The yarn is Sparkleduck’s merino/tencel laceweight, and the pattern is the 2010 Advent scarf.  I picked the pattern after seeing many finished projects that I liked; I have decided I don’t like the risk of a mystery-pattern KAL!


I actually ran out of blocking wires at this point, so the ends of the scarf are blocked using knitting needles as a substitute.  I think this is the first time in years I’ve used straight needles (other than DPNs).

It’s New Sweater Day!!

I can’t remember when I last had a New Sweater Day (Ravelry says April 2011.  Wow! And before that?  April 2010!!).  Clearly, I haven’t been finishing anything like enough sweaters for myself in recent times.


This, I hope, is the start of the end of that trend.    It is also the first large project I’ve taken from fleece to FO. Two fleeces actually: the really short bits from a very soft, very dark alpaca fleece (you can see it before blending here), and the random sheep’s wool that long time readers may remember was left out over an entire winter for a ‘pre-wash soak’.  By the time I rescued it, it was green in places, and smelly, and became known as ‘the pond scum wool’.  A second wash sorted that easily, though it did require picking afterwards.  I prepped this stuff for spinning in the Tour de Fleece 2011, and though I don’t remember how much I spun during the tour, I finished it in October that year.  The yarn singles were spun supported longdraw from drumcarded batts, and plied hard-ish relative to the singles twist.


I really like the fabric I’ve made: it is light and warm and tweedy, and shows up the cables acceptably well, though obviously not as well as a completely solid coloured yarn would. With the very, very short alpaca fibres in it, it will be interesting to see how well it wears.

The pattern is Drops 114-8, the long sleeved version, though I had to rework it for the gauge I got with my handspun yarn – both stitch and row gauge were off. I also modified the neckline cable to be only the first two rows of diamonds instead of four, as I really wanted a neckline detail rather than a large chest-medallion.

I also lengthened both the body and the sleeves, as I am tall with long arms.

The sleeve caps on this pattern are wide and shallow (check out the blocking photo below to see what I mean), and I thought I’d made a mistake reworking the pattern, but it seems to be just the way they are. Anyway, they work, so fear not!


I am really very pleased with this sweater, but it’s not perfect. The neckline is a bit higher than I was intending (must have had a math-fail there when re-working the cable), though it still works well, and the sleeves are shorter (optimism and long arms). I feel like it would look better with a bit more positive ease, but then I’ve gained some weight since I cast on for this in September! We will see what I can do about that this year…

Finishing Friday


This great big box of batts:

Has been transformed into this:

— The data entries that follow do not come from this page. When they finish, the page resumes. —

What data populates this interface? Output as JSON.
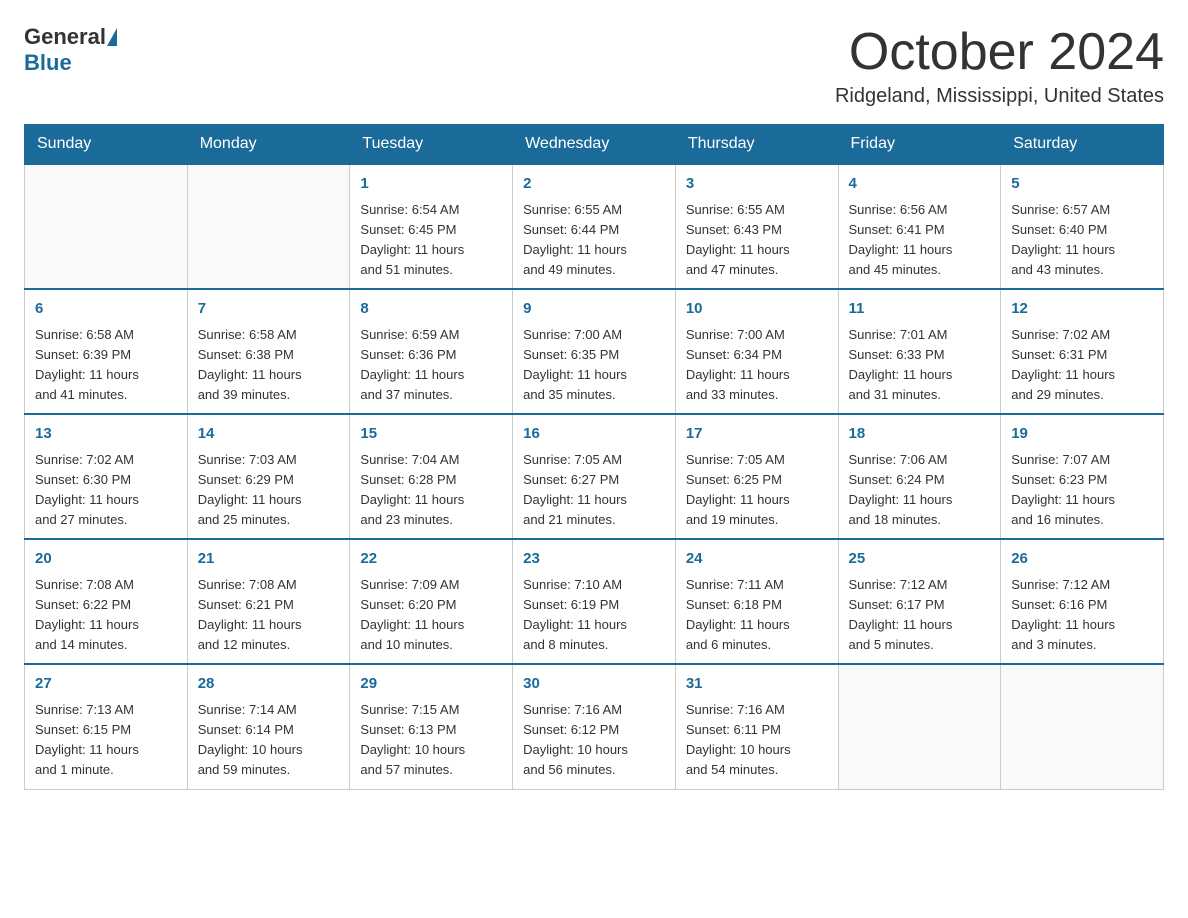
{
  "header": {
    "logo": {
      "general": "General",
      "blue": "Blue"
    },
    "title": "October 2024",
    "subtitle": "Ridgeland, Mississippi, United States"
  },
  "weekdays": [
    "Sunday",
    "Monday",
    "Tuesday",
    "Wednesday",
    "Thursday",
    "Friday",
    "Saturday"
  ],
  "weeks": [
    [
      {
        "day": "",
        "info": ""
      },
      {
        "day": "",
        "info": ""
      },
      {
        "day": "1",
        "info": "Sunrise: 6:54 AM\nSunset: 6:45 PM\nDaylight: 11 hours\nand 51 minutes."
      },
      {
        "day": "2",
        "info": "Sunrise: 6:55 AM\nSunset: 6:44 PM\nDaylight: 11 hours\nand 49 minutes."
      },
      {
        "day": "3",
        "info": "Sunrise: 6:55 AM\nSunset: 6:43 PM\nDaylight: 11 hours\nand 47 minutes."
      },
      {
        "day": "4",
        "info": "Sunrise: 6:56 AM\nSunset: 6:41 PM\nDaylight: 11 hours\nand 45 minutes."
      },
      {
        "day": "5",
        "info": "Sunrise: 6:57 AM\nSunset: 6:40 PM\nDaylight: 11 hours\nand 43 minutes."
      }
    ],
    [
      {
        "day": "6",
        "info": "Sunrise: 6:58 AM\nSunset: 6:39 PM\nDaylight: 11 hours\nand 41 minutes."
      },
      {
        "day": "7",
        "info": "Sunrise: 6:58 AM\nSunset: 6:38 PM\nDaylight: 11 hours\nand 39 minutes."
      },
      {
        "day": "8",
        "info": "Sunrise: 6:59 AM\nSunset: 6:36 PM\nDaylight: 11 hours\nand 37 minutes."
      },
      {
        "day": "9",
        "info": "Sunrise: 7:00 AM\nSunset: 6:35 PM\nDaylight: 11 hours\nand 35 minutes."
      },
      {
        "day": "10",
        "info": "Sunrise: 7:00 AM\nSunset: 6:34 PM\nDaylight: 11 hours\nand 33 minutes."
      },
      {
        "day": "11",
        "info": "Sunrise: 7:01 AM\nSunset: 6:33 PM\nDaylight: 11 hours\nand 31 minutes."
      },
      {
        "day": "12",
        "info": "Sunrise: 7:02 AM\nSunset: 6:31 PM\nDaylight: 11 hours\nand 29 minutes."
      }
    ],
    [
      {
        "day": "13",
        "info": "Sunrise: 7:02 AM\nSunset: 6:30 PM\nDaylight: 11 hours\nand 27 minutes."
      },
      {
        "day": "14",
        "info": "Sunrise: 7:03 AM\nSunset: 6:29 PM\nDaylight: 11 hours\nand 25 minutes."
      },
      {
        "day": "15",
        "info": "Sunrise: 7:04 AM\nSunset: 6:28 PM\nDaylight: 11 hours\nand 23 minutes."
      },
      {
        "day": "16",
        "info": "Sunrise: 7:05 AM\nSunset: 6:27 PM\nDaylight: 11 hours\nand 21 minutes."
      },
      {
        "day": "17",
        "info": "Sunrise: 7:05 AM\nSunset: 6:25 PM\nDaylight: 11 hours\nand 19 minutes."
      },
      {
        "day": "18",
        "info": "Sunrise: 7:06 AM\nSunset: 6:24 PM\nDaylight: 11 hours\nand 18 minutes."
      },
      {
        "day": "19",
        "info": "Sunrise: 7:07 AM\nSunset: 6:23 PM\nDaylight: 11 hours\nand 16 minutes."
      }
    ],
    [
      {
        "day": "20",
        "info": "Sunrise: 7:08 AM\nSunset: 6:22 PM\nDaylight: 11 hours\nand 14 minutes."
      },
      {
        "day": "21",
        "info": "Sunrise: 7:08 AM\nSunset: 6:21 PM\nDaylight: 11 hours\nand 12 minutes."
      },
      {
        "day": "22",
        "info": "Sunrise: 7:09 AM\nSunset: 6:20 PM\nDaylight: 11 hours\nand 10 minutes."
      },
      {
        "day": "23",
        "info": "Sunrise: 7:10 AM\nSunset: 6:19 PM\nDaylight: 11 hours\nand 8 minutes."
      },
      {
        "day": "24",
        "info": "Sunrise: 7:11 AM\nSunset: 6:18 PM\nDaylight: 11 hours\nand 6 minutes."
      },
      {
        "day": "25",
        "info": "Sunrise: 7:12 AM\nSunset: 6:17 PM\nDaylight: 11 hours\nand 5 minutes."
      },
      {
        "day": "26",
        "info": "Sunrise: 7:12 AM\nSunset: 6:16 PM\nDaylight: 11 hours\nand 3 minutes."
      }
    ],
    [
      {
        "day": "27",
        "info": "Sunrise: 7:13 AM\nSunset: 6:15 PM\nDaylight: 11 hours\nand 1 minute."
      },
      {
        "day": "28",
        "info": "Sunrise: 7:14 AM\nSunset: 6:14 PM\nDaylight: 10 hours\nand 59 minutes."
      },
      {
        "day": "29",
        "info": "Sunrise: 7:15 AM\nSunset: 6:13 PM\nDaylight: 10 hours\nand 57 minutes."
      },
      {
        "day": "30",
        "info": "Sunrise: 7:16 AM\nSunset: 6:12 PM\nDaylight: 10 hours\nand 56 minutes."
      },
      {
        "day": "31",
        "info": "Sunrise: 7:16 AM\nSunset: 6:11 PM\nDaylight: 10 hours\nand 54 minutes."
      },
      {
        "day": "",
        "info": ""
      },
      {
        "day": "",
        "info": ""
      }
    ]
  ]
}
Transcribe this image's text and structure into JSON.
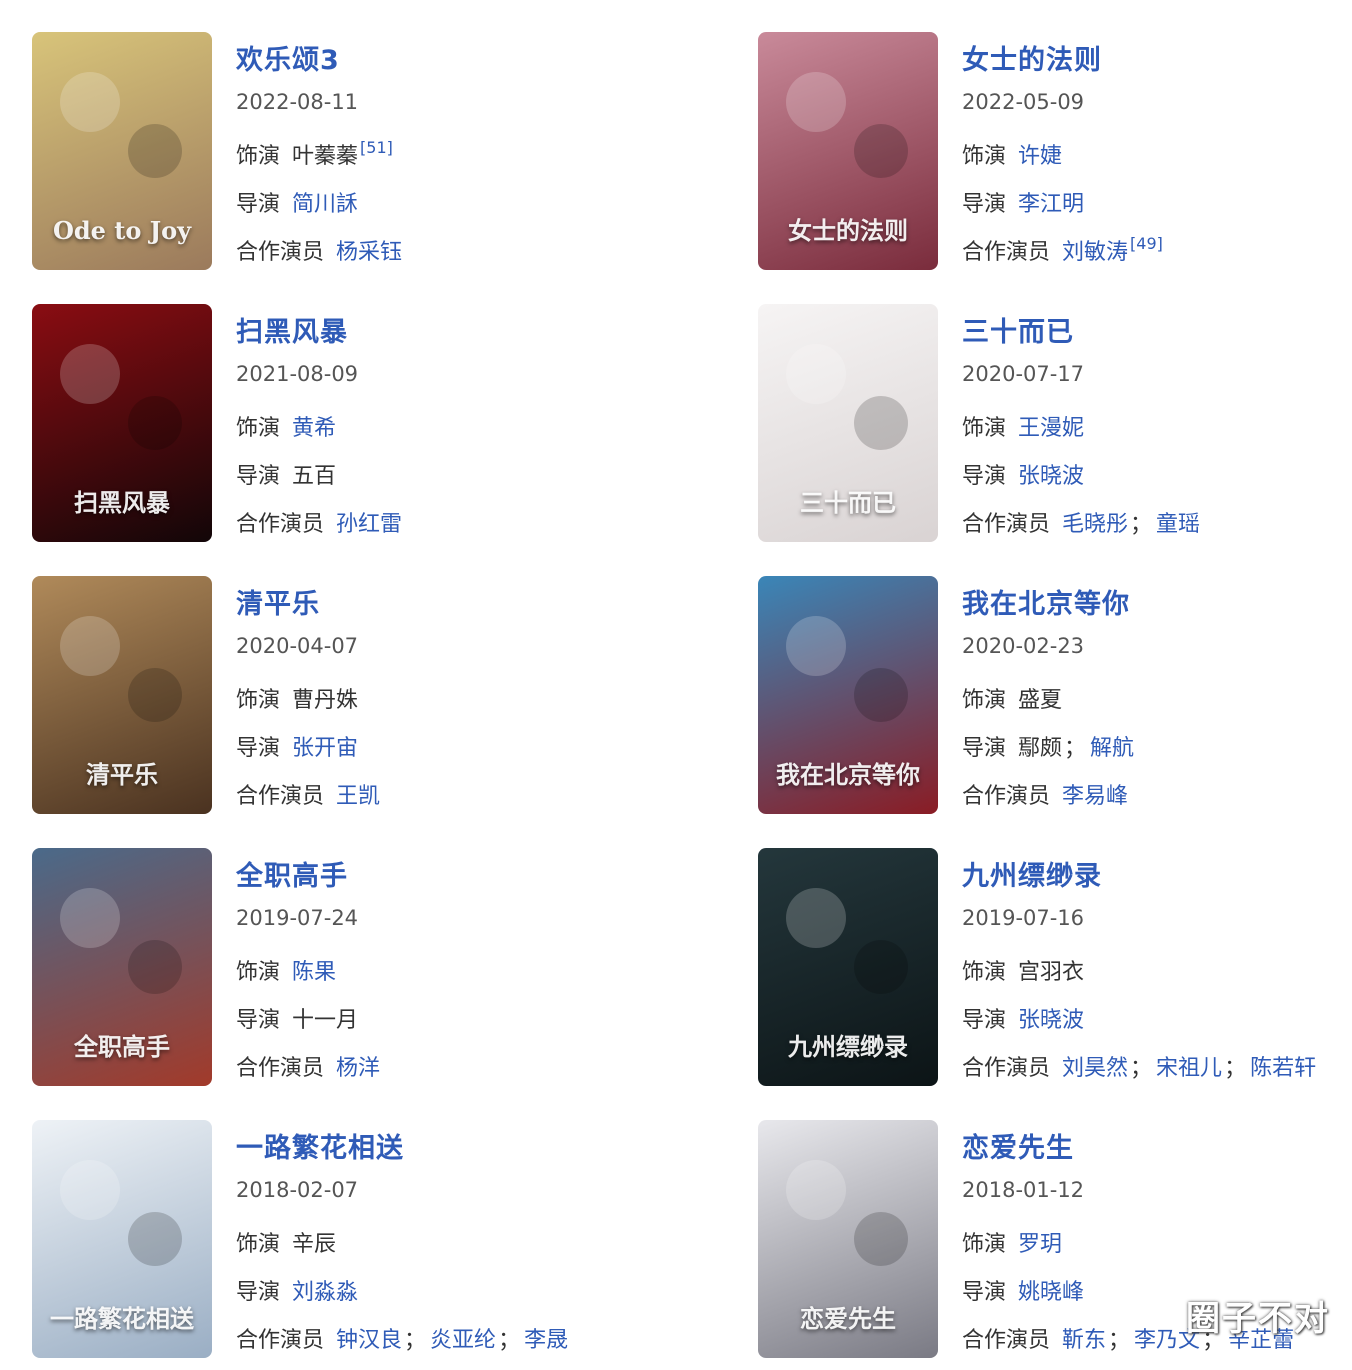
{
  "labels": {
    "role": "饰演",
    "director": "导演",
    "costars": "合作演员"
  },
  "watermark": "圈子不对",
  "cards": [
    {
      "title": "欢乐颂3",
      "date": "2022-08-11",
      "role": "叶蓁蓁",
      "role_ref": "[51]",
      "director": "简川訸",
      "costars": [
        "杨采钰"
      ],
      "poster_caption": "Ode to Joy",
      "colors": [
        "#d8c47a",
        "#9b7a5c"
      ]
    },
    {
      "title": "女士的法则",
      "date": "2022-05-09",
      "role": "许婕",
      "director": "李江明",
      "costars": [
        "刘敏涛"
      ],
      "costars_ref": "[49]",
      "poster_caption": "女士的法则",
      "colors": [
        "#c98a9a",
        "#7a2c3c"
      ]
    },
    {
      "title": "扫黑风暴",
      "date": "2021-08-09",
      "role": "黄希",
      "director": "五百",
      "costars": [
        "孙红雷"
      ],
      "poster_caption": "扫黑风暴",
      "colors": [
        "#8a0d12",
        "#120608"
      ]
    },
    {
      "title": "三十而已",
      "date": "2020-07-17",
      "role": "王漫妮",
      "director": "张晓波",
      "costars": [
        "毛晓彤",
        "童瑶"
      ],
      "poster_caption": "三十而已",
      "colors": [
        "#f6f4f4",
        "#d9d3d3"
      ]
    },
    {
      "title": "清平乐",
      "date": "2020-04-07",
      "role": "曹丹姝",
      "director": "张开宙",
      "costars": [
        "王凯"
      ],
      "poster_caption": "清平乐",
      "colors": [
        "#b08a5a",
        "#4a3220"
      ]
    },
    {
      "title": "我在北京等你",
      "date": "2020-02-23",
      "role": "盛夏",
      "director": "鄢颇",
      "director_extra": "解航",
      "costars": [
        "李易峰"
      ],
      "poster_caption": "我在北京等你",
      "colors": [
        "#3a86b8",
        "#8a1c24"
      ]
    },
    {
      "title": "全职高手",
      "date": "2019-07-24",
      "role": "陈果",
      "director": "十一月",
      "costars": [
        "杨洋"
      ],
      "poster_caption": "全职高手",
      "colors": [
        "#4a6a8a",
        "#a23a2a"
      ]
    },
    {
      "title": "九州缥缈录",
      "date": "2019-07-16",
      "role": "宫羽衣",
      "director": "张晓波",
      "costars": [
        "刘昊然",
        "宋祖儿",
        "陈若轩"
      ],
      "poster_caption": "九州缥缈录",
      "colors": [
        "#24373c",
        "#0c1416"
      ]
    },
    {
      "title": "一路繁花相送",
      "date": "2018-02-07",
      "role": "辛辰",
      "director": "刘淼淼",
      "costars": [
        "钟汉良",
        "炎亚纶",
        "李晟"
      ],
      "poster_caption": "一路繁花相送",
      "colors": [
        "#eef2f6",
        "#9aaec4"
      ]
    },
    {
      "title": "恋爱先生",
      "date": "2018-01-12",
      "role": "罗玥",
      "director": "姚晓峰",
      "costars": [
        "靳东",
        "李乃文",
        "辛芷蕾"
      ],
      "poster_caption": "恋爱先生",
      "colors": [
        "#e8e8ec",
        "#7a7a84"
      ]
    }
  ]
}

That’s 19 skeins, varying from 36m/12g (the last, bracelet-plyed little bit) to 230m/69g (and I have no idea how I managed to fit all that on one bobbin!  I’m usually lucky to squeeze 50g on a bobbin with this yarn!).

Picked and drum carded
Spinning method: Mostly point-of-twist long draw
Totals before washing:
2,746m, 444g.  I’ve averaged about 3.5m/g
Started: July 3, 2011
Finished: October 21, 2011

This really has been a long project for me; I wouldn’t normally expect it to take me nearly 4 months to spin just under a pound of fibre.  So, why so slow?  Partly, I think, because I burned out a bit on this project at the prep stage.  Prep really isn’t my favourite part of the process, but after the disappointment of the mixed dye lots, I really didn’t want to prep on the fly again, and end up with another lot of disappointingly varied yarn.  I wanted consistency.

The other issue is an ergonomic one: long draw is intrinsically hard on the shoulder, and my wheel really isn’t the best configuration for me and this technique.  I’ve built strength as I’ve gone along, and I’ve also worked on improving my setup, but there is only so much that can be done.  It may be that  a new wheel is in my future…

Finally: I’m really excited about this week’s Saturday giveaway, so do come back soon to check it out!